“It’s where the industry comes together,” says the interiors editor and stylist about Design Centre, Chelsea Harbour.
RCA graduate Stuart Carey makes wonderfully tactile ceramics that have won many awards, including recognition from Homes & Gardens and Elle Decoration, and he visited Focus/16 to give a fascinating talk on his work. “You never stop learning, and once you realise that, you’re open to developing [your work] a lot quicker and easier,” he said. His words couldn’t be more apt: throughout the week, the Design Hub was packed with visitors eager to learn from a series of experts at the top of their game. Other sessions included a masterclass on framing and lighting art, with specialists TM Lighting and John Jones, and an exploration of creativity with paint, courtesy of interior designer and founder of Konig Colours, Vanessa Galloway. Truly immersive events, the talks and demonstrations left everyone feeling creatively inspired.
The director of TM Lighting explains the ‘journey’ an artwork goes on – from purchase to presentation – to look “as good as it can possibly be”.
The design traditions of Central and South America may not be so well known here as, say, India or China, but a few trailblazers are starting to bring these regions’ exceptional craftsmanship to our attention. For example, this intricately carved, mid-century inspired ‘Villiers’ armoire is the work of Alfonso Marina, a Mexican manufacturer that Nicholas Haslam Ltd is now exclusively representing. Intriguingly, the armoire holds a secret: an interior that’s painted bright red.
“A brilliant, inspiring space to come and get all your ideas” is how House & Garden‘s decoration director describes Design Centre, Chelsea Harbour.
Creative collaborations abound at the Design Centre. Recently, design houses have linked up with world-renowned architects to create new and innovative furniture. A good example is Flexform’s ‘Adagio’ sofa by Daniel Libeskind, which perfectly combines the architect’s philosophy of forceful, iconic forms with the idea of sober elegance. Characterised by unusual angles and Italian craftsmanship, its sloping upholstered back is high and inclined, while the cushions and seats are asymmetrical in form. The look is similar to the aesthetic found in his international architectural and urban design projects. “It brings together a synergy of architectural form and everyday comfort,”Libeskind says of the piece.

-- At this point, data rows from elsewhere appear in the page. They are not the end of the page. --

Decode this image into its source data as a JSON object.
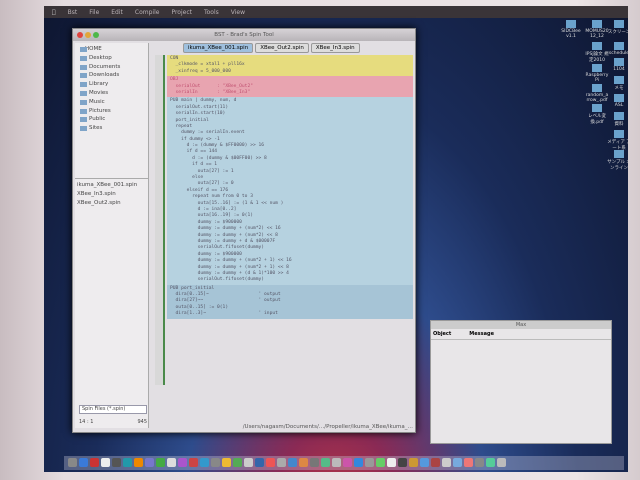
{
  "menubar": {
    "items": [
      "Bst",
      "File",
      "Edit",
      "Compile",
      "Project",
      "Tools",
      "View"
    ]
  },
  "window": {
    "title": "BST - Brad's Spin Tool",
    "tabs": [
      {
        "label": "ikuma_XBee_001.spin",
        "active": true
      },
      {
        "label": "XBee_Out2.spin"
      },
      {
        "label": "XBee_In3.spin"
      }
    ],
    "tree": {
      "root": "HOME",
      "items": [
        "Desktop",
        "Documents",
        "Downloads",
        "Library",
        "Movies",
        "Music",
        "Pictures",
        "Public",
        "Sites"
      ]
    },
    "files": [
      "ikuma_XBee_001.spin",
      "XBee_In3.spin",
      "XBee_Out2.spin"
    ],
    "filter": "Spin Files (*.spin)",
    "cursor": "14 : 1",
    "size": "945",
    "path": "/Users/nagasm/Documents/…/Propeller/ikuma_XBee/ikuma_…",
    "code": {
      "con": [
        "CON",
        "  _clkmode = xtal1 + pll16x",
        "  _xinfreq = 5_000_000"
      ],
      "obj": [
        "OBJ",
        "  serialOut      : \"XBee_Out2\"",
        "  serialIn       : \"XBee_In3\""
      ],
      "pub": [
        "PUB main | dummy, num, d",
        "  serialOut.start(11)",
        "  serialIn.start(10)",
        "  port_initial",
        "  repeat",
        "    dummy := serialIn.event",
        "    if dummy <> -1",
        "      d := (dummy & $FF0000) >> 16",
        "      if d == 144",
        "        d := (dummy & $00FF00) >> 8",
        "        if d == 1",
        "          outa[27] := 1",
        "        else",
        "          outa[27] := 0",
        "      elseif d == 176",
        "        repeat num from 0 to 3",
        "          outa[15..16] := (1 & 1 << num )",
        "          d := ina[0..2]",
        "          outa[16..19] := 0(1)",
        "          dummy := $900000",
        "          dummy := dummy + (num*2) << 16",
        "          dummy := dummy + (num*2) << 8",
        "          dummy := dummy + d & $00007F",
        "          serialOut.fifoset(dummy)",
        "          dummy := $900000",
        "          dummy := dummy + (num*2 + 1) << 16",
        "          dummy := dummy + (num*2 + 1) << 8",
        "          dummy := dummy + (d & 1)*100 >> 4",
        "          serialOut.fifoset(dummy)"
      ],
      "pri": [
        "PUB port_initial",
        "  dira[0..15]~                  ' output",
        "  dira[27]~~                    ' output",
        "  outa[0..15] := 0(1)",
        "  dira[1..3]~                   ' input"
      ]
    }
  },
  "max": {
    "title": "Max",
    "columns": [
      "Object",
      "Message"
    ]
  },
  "desktop_icons": [
    "SIDCBee v1.1",
    "MOMUS20 12_12",
    "IPSJ論文 規定2010",
    "Raspberry Pi",
    "random_a rrow_.pdf",
    "レベル変 換.pdf",
    "スクリーン",
    "schedule",
    "1104",
    "メモ",
    "ASL",
    "資料",
    "メディア アート系",
    "サンプル オンライン"
  ],
  "colors": {
    "con": "#e6dc7e",
    "obj": "#e8a4b0",
    "pub": "#b6d2e0",
    "pri": "#a6c4d6"
  }
}
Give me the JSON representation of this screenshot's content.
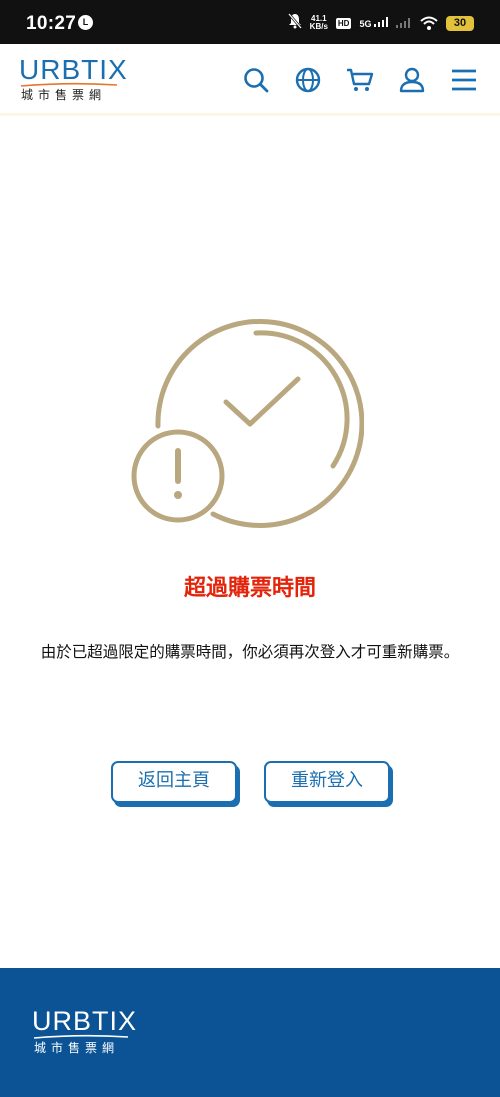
{
  "status_bar": {
    "time": "10:27",
    "l_icon": "L",
    "net_speed_value": "41.1",
    "net_speed_unit": "KB/s",
    "hd_label": "HD",
    "network_label": "5G",
    "battery": "30",
    "icons": [
      "mute-bell-icon",
      "signal-icon",
      "wifi-icon",
      "battery-icon"
    ]
  },
  "header": {
    "logo_text": "URBTIX",
    "logo_subtext": "城市售票網",
    "nav_icons": [
      "search-icon",
      "globe-icon",
      "cart-icon",
      "user-icon",
      "menu-icon"
    ]
  },
  "main": {
    "illustration_icon": "clock-timeout-warning-icon",
    "title": "超過購票時間",
    "message": "由於已超過限定的購票時間，你必須再次登入才可重新購票。",
    "buttons": {
      "home_label": "返回主頁",
      "login_label": "重新登入"
    }
  },
  "footer": {
    "logo_text": "URBTIX",
    "logo_subtext": "城市售票網"
  },
  "colors": {
    "brand_blue": "#1b6fb0",
    "footer_blue": "#0b5394",
    "title_red": "#e3230a",
    "illustration_gold": "#b9a77f"
  }
}
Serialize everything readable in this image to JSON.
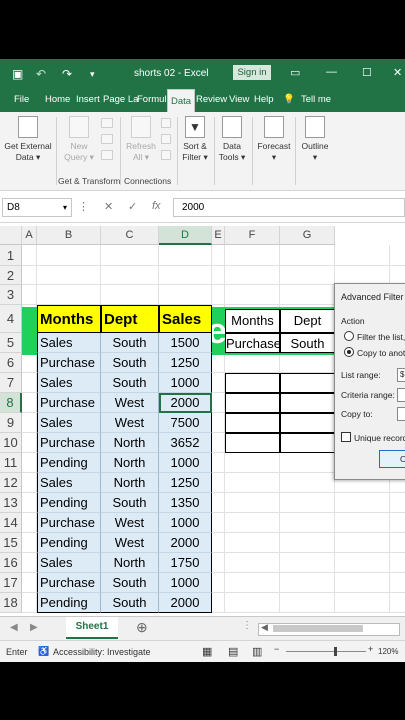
{
  "titlebar": {
    "title": "shorts 02  -  Excel",
    "signin": "Sign in"
  },
  "tabs": [
    "File",
    "Home",
    "Insert",
    "Page La",
    "Formul",
    "Data",
    "Review",
    "View",
    "Help",
    "Tell me"
  ],
  "ribbon": {
    "get_external": "Get External",
    "get_external2": "Data",
    "new_query": "New",
    "new_query2": "Query",
    "refresh": "Refresh",
    "refresh2": "All",
    "sort_filter": "Sort &",
    "sort_filter2": "Filter",
    "data_tools": "Data",
    "data_tools2": "Tools",
    "forecast": "Forecast",
    "outline": "Outline",
    "group1": "Get & Transform",
    "group2": "Connections"
  },
  "formula_bar": {
    "name_box": "D8",
    "fx": "fx",
    "value": "2000"
  },
  "columns": [
    "A",
    "B",
    "C",
    "D",
    "E",
    "F",
    "G"
  ],
  "rows": [
    "1",
    "2",
    "3",
    "4",
    "5",
    "6",
    "7",
    "8",
    "9",
    "10",
    "11",
    "12",
    "13",
    "14",
    "15",
    "16",
    "17",
    "18"
  ],
  "banner": "Advanced Filter",
  "table": {
    "headers": [
      "Months",
      "Dept",
      "Sales"
    ],
    "rows": [
      [
        "Sales",
        "South",
        "1500"
      ],
      [
        "Purchase",
        "South",
        "1250"
      ],
      [
        "Sales",
        "South",
        "1000"
      ],
      [
        "Purchase",
        "West",
        "2000"
      ],
      [
        "Sales",
        "West",
        "7500"
      ],
      [
        "Purchase",
        "North",
        "3652"
      ],
      [
        "Pending",
        "North",
        "1000"
      ],
      [
        "Sales",
        "North",
        "1250"
      ],
      [
        "Pending",
        "South",
        "1350"
      ],
      [
        "Purchase",
        "West",
        "1000"
      ],
      [
        "Pending",
        "West",
        "2000"
      ],
      [
        "Sales",
        "North",
        "1750"
      ],
      [
        "Purchase",
        "South",
        "1000"
      ],
      [
        "Pending",
        "South",
        "2000"
      ]
    ]
  },
  "criteria": {
    "headers": [
      "Months",
      "Dept"
    ],
    "values": [
      "Purchase",
      "South"
    ]
  },
  "dialog": {
    "title": "Advanced Filter",
    "action": "Action",
    "opt1": "Filter the list,",
    "opt2": "Copy to anot",
    "list_range": "List range:",
    "criteria_range": "Criteria range:",
    "copy_to": "Copy to:",
    "unique": "Unique records",
    "list_range_value": "$I",
    "ok": "O"
  },
  "sheet_tab": "Sheet1",
  "status": {
    "mode": "Enter",
    "accessibility": "Accessibility: Investigate",
    "zoom": "120%"
  },
  "colors": {
    "excel_green": "#217346",
    "banner_green": "#1fd15a",
    "header_yellow": "#ffff00",
    "data_blue": "#ddebf7"
  }
}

“You’ll never have such an incredible resource… you can’t help but get inspired,” says the commissioning editor of Harper’s Bazaar and Town & Country.